“Historical volatility, not implied or expected volatility, simply drives to how stocks are weighted in the portfolio (vol-weighting), which is done in an effort to improve diversification benefits and, potentially, for downside mitigation. For VictoryShares, vol-weighting simply takes a historical statistic—standard deviation—and uses it to weight a particular basket of stocks. It is not an implied view of where overall market volatility is going based on a derivative product, as with some of these other leveraged ETPs,” according to Victory Capital.
In an attempt to help investors keep emotions in check, the firm offers long/cash ETFs as well that follow a rules-based strategy that shifts from a long position to 75% cash position depending on market swings to help better manage risk exposure. When the ETFs are less than 100% allocated in stocks or bonds, assets are invested in cash or 30-day T-bills. The reallocation process is strictly rules-based and determined based on month-end index values allowing for the potential to dollar cost average back into the market when emotions might make it difficult to do so otherwise.
Looking at CFO, if on the last day of trading of the month the index declines 10% from its all-time high, the ETF will allocate to 75% cash and 25% stocks. If the index falls 20%, the ETF will hold 50% cash and 50% stocks. If the index falls 30%, it will hold 75% stocks and 25% cash. Lastly, if the index plunges 40%, it will hold 100% stocks.

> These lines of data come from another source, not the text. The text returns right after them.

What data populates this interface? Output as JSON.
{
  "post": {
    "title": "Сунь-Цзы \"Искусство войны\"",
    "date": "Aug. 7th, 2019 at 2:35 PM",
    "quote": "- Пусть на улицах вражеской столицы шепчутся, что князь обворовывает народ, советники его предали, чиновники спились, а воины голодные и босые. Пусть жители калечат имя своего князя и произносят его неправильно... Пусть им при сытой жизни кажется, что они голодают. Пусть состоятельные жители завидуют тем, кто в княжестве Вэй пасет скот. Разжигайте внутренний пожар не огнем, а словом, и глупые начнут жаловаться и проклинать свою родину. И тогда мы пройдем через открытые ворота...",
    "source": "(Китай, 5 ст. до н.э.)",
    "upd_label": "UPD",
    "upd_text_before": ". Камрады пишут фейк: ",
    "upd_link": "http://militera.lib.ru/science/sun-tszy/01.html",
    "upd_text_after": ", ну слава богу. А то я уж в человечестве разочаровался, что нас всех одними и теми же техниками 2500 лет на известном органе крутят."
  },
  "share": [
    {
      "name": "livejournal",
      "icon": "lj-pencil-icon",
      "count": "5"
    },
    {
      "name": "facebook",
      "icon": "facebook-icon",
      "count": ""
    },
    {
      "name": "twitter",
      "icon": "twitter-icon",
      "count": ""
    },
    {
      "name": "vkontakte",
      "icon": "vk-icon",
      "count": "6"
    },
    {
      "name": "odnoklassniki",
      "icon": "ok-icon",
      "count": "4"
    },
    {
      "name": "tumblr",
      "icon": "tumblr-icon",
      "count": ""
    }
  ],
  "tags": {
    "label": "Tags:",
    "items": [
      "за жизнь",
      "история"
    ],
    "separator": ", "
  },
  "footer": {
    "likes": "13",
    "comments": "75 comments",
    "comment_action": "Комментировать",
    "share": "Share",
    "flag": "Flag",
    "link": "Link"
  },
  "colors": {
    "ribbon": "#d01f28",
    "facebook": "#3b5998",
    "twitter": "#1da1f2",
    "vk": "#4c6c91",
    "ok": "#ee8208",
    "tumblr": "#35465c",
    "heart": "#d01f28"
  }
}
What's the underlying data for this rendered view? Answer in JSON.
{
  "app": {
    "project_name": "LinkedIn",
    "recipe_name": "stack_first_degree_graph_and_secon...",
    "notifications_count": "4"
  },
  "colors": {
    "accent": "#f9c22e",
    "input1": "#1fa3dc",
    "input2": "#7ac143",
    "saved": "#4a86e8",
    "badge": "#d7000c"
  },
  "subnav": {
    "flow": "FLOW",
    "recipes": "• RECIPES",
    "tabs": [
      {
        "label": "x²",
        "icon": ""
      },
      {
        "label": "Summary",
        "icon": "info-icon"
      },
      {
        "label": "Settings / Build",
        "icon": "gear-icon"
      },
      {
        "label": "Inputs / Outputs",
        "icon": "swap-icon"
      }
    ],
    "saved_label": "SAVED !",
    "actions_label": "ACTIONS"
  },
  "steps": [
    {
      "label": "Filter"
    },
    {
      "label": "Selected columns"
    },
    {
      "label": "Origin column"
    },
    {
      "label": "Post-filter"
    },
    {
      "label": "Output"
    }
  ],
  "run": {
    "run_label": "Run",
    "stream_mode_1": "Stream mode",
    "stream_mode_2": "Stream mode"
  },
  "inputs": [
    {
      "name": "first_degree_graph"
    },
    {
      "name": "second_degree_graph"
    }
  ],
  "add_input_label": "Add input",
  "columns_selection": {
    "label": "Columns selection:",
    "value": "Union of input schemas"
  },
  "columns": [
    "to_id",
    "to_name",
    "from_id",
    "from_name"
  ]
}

For more information on alternative index-based strategies, visit our Smart Beta Channel.